Baby-bottle nipples.

They come in many shapes and sizes. Choose nipples that match your baby's mouth size and developmental needs. A baby's comfort and ease of sucking are the criteria to use when choosing a nipple.

There are four basic baby-bottle nipple types: regular nipple with slow, medium or fast flow (the number and size of the holes will determine flow); nipple for very small or premature babies; orthodontic nipple, which imitates the shape of a human nipple during breastfeeding; and cleft palate nipple. A cleft palate nipple is meant for babies with a lip or palate problem that keeps them from sucking properly.

Keep bottle-feeding equipment in good condition:

  • Discard cracked or chipped bottles that could break and spill formula onto your baby. Toss scratched plastic bottles.
  • Replace nipples regularly, as they can become “gummy” or cracked with age. Check them by pulling the tip before each use.
  • Check the size of the opening on new nipples and then periodically as you use them. Formula should flow from the nipple in even drops — not a steady stream. If the milk flows too quickly, your baby could choke, so discard the nipple. If the milk flows too slowly for your baby, consider trying a nipple with more holes, designed for older babies.

When it comes to preparing infant formula and washing bottles, cleanliness is essential! Your baby's immune system isn't fully developed, so food poisoning from improperly cleaned feeding equipment is a possibility.

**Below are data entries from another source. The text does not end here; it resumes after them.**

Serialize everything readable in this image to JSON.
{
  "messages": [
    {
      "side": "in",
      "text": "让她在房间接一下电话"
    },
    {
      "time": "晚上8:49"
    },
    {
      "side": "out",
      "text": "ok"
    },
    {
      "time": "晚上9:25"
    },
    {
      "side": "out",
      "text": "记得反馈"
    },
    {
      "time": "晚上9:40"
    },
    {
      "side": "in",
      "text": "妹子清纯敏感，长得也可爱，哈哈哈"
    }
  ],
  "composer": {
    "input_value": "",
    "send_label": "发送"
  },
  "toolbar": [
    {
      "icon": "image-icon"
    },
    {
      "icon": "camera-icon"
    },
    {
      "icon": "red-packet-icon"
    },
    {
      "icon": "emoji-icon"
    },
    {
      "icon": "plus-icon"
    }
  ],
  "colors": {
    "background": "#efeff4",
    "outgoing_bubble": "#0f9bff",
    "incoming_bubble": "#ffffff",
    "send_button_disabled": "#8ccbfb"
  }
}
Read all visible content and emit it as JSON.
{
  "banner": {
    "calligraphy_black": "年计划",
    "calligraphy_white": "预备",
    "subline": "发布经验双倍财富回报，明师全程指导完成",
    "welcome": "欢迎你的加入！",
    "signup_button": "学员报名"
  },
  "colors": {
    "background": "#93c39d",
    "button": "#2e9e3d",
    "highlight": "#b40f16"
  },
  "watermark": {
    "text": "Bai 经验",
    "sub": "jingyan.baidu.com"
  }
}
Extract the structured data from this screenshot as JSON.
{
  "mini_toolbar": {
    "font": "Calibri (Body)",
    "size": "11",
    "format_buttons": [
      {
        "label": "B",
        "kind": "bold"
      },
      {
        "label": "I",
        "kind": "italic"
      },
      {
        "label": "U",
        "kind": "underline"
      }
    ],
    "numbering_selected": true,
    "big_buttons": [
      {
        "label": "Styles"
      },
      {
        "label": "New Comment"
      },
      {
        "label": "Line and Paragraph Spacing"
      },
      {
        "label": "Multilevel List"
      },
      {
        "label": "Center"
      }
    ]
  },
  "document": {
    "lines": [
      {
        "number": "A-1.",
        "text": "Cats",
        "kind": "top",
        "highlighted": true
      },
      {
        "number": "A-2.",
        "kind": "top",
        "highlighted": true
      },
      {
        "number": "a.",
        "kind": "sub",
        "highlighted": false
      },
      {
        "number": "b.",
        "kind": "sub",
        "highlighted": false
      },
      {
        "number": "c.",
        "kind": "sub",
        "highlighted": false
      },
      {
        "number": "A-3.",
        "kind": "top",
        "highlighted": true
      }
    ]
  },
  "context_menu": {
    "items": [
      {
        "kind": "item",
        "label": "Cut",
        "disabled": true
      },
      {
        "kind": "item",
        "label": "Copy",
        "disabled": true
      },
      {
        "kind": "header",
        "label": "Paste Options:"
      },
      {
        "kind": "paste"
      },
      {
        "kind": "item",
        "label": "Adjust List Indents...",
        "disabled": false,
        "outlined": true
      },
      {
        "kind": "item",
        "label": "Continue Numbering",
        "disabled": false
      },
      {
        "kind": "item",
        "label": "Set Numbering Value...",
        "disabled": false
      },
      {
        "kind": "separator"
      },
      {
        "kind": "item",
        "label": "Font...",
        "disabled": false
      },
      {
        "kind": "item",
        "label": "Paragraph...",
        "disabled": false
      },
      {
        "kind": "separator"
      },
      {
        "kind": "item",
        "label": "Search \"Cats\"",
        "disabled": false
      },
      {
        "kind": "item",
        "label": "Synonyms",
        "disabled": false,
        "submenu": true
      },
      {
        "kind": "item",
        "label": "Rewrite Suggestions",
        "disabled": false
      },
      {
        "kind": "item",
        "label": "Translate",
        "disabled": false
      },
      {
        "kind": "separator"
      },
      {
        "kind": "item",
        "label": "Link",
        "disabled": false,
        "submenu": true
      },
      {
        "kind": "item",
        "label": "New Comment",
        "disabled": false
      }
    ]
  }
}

  • Use hot, soapy water to wash your hands, work area, measuring utensils, bottles and nipples. If possible, wash bottles right away when they're easier to clean. Thoroughly clean reusable bottles, caps and nipples.
    • To wash by hand, don’t wash them directly in the sink; use a clean basin or container. Pour hot, soapy water into bottles; rotate a baby bottle brush inside until the bottle is clean; wash all caps and utensils; and wash away all soapy water under running water. Use a nipple brush to wash nipples and nipple holes. Squeeze the hot, soapy water through the nipple hole to flush out any trapped milk, then thoroughly rinse under running water to wash away all traces of soapy water. Use sanitized tongs to remove bottles, nipples and other utensils and place them in the dish drainer to dry.
    • It is also safe to clean bottles, nipples, caps, rings and other equipment in the dishwasher (check that they are dishwasher-safe). Separate the bottle parts and rinse well before placing in dishwasher. Put small items into a closed-top basket or mesh laundry bag so they don’t end up in the dishwasher filter. If possible, run the dishwasher using hot water and a heated drying cycle (or sanitizing setting) to help kill more germs. Wash your hands before removing clean bottles from the dishwasher. If items are not completely dry, place them on a clean  dish towel or paper towel to air-dry thoroughly before storing.
    • Sanitizing feeding items each day may not be necessary for older, healthy babies, as long as bottles and equipment are cleaned carefully after each use. But when your baby is younger than 3 months, was born prematurely or has a weakened immune system, sanitizing can provide important extra protection from harmful germs. Start by washing bottles and bottle equipment as well as the basin in which you wash bottles. To sanitize by boiling, place separated bottle parts into a pot, cover with water, and bring to a boil. Boil for 5 minutes; then remove items with clean tongs, and place items on a clean dish towel or paper towel in a clean area to air-dry thoroughly before storing.
  • Remember: The outer "shell" of bottles with disposable bottle bags needs regular washing to destroy bacteria.
  • Opening a new can of formula? First, wash the can opener and the can's lid with soap and water; rinse well.
  • Transport bottles and formula in an insulated cooler when traveling with the baby. Perishable items (milk or formula) left out of the refrigerator or without a cold source for more than two hours should not be used..